This article shows the steps for a successful fresh install of FindIT v. 2.1.1 Probe Software with the Raspberry Pi OS Buster version.
Applicable Devices | Software Version
Let’s talk about FindIT 2.1.1 Probe Software when using a Raspberry Pi and the Raspberry Pi OS Buster version.
Are you about to do a fresh install, or have you tried to do a fresh install and received error messages and a failed download? Are you using a Raspberry Pi as a FindIT probe?
For most installations with Raspberry Pi and FindIT, you simply flash a software image onto a micro SD card, put it into the Pi, and run the installer. Upgrades are snap as well.
Unfortunately, there is a little bump in the road when you do a fresh install of FindIT v. 2.1.1 with the Raspberry Pi OS Buster version.
Whether this is your first attempt or you had a failed installation, you must follow these instructions. If your installation failed, the permissions changed so you essentially have to start over. I know, it’s a bummer, but just follow these steps for success.
Download and Flash the Image
Navigate to Rapberry Pi Downloads and download the appropriate version for your operating system. Open the download and unzip if needed. Flash the image to the micro SD card of the Raspberry Pi using a utility such as etcher.

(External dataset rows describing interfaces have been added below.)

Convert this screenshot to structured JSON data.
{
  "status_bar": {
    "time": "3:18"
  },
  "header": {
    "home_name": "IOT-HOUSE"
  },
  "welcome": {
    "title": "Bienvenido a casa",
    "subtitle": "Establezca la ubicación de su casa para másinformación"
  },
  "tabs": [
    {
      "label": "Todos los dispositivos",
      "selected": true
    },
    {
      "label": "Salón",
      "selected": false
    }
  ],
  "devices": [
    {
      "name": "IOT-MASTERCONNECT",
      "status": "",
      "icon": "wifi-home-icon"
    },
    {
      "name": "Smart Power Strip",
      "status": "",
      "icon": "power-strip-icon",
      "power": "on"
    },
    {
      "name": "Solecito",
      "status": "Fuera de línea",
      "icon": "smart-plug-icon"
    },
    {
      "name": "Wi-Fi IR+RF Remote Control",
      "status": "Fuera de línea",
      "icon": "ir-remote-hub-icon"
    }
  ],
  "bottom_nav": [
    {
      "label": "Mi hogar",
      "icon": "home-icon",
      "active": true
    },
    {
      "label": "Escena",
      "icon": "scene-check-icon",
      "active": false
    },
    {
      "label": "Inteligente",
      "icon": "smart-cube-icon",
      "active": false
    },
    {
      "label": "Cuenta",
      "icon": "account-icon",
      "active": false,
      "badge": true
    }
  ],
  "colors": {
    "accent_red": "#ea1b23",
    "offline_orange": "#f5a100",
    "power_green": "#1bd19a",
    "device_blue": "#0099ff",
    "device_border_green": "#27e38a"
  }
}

If you already have this installed, you do not need to install this a second time, but you should confirm you have the correct software.
Download FindIT Network Probe 2.1.1 all languages installer for Raspberry Pi (Debian Buster).
By default, Secure Shell (SSH) is disabled with a fresh Raspberry Pi OS image. It can be enabled by using the command sudo raspi-config and then use the menus to enable it. An alternate option would be to create a shortcut by creating a blank file called ssh on the memory card before you insert it into the Pi. If you use the second option, make sure there is no file extension in the file name.
Put the micro SD card into the Raspberry Pi and power it up.
Open the command prompt on your computer. Ping the IP address of the Pi to test for connectivity. When you see the reply messages, you can proceed.
Use an STFP client, such as WinSCP, to access the Raspberry Pi. The default password is raspberry.
Enter the following command. Keep in mind that it takes some time between each of these steps. Be patient, it’s worth it!
pi@raspberrypi:~$sudo apt-get install nmap
Enter the following command.
pi@raspberrypi:~$sudo apt-get install arp-scan
Step 8 (Optional)
Enter the following command if you would like to see a list of the files in the current directory. If you know the file name, you can skip to Step 9.
Enter the following command.
Once everything has loaded, enter the IP address of the Pi into a web browser.
Log into the probe. The default username and password, cisco/cisco, should be entered.
You will be asked to change the password.
There you have it, now you have your Raspberry Pi working as a probe to help manage your network. Enjoy!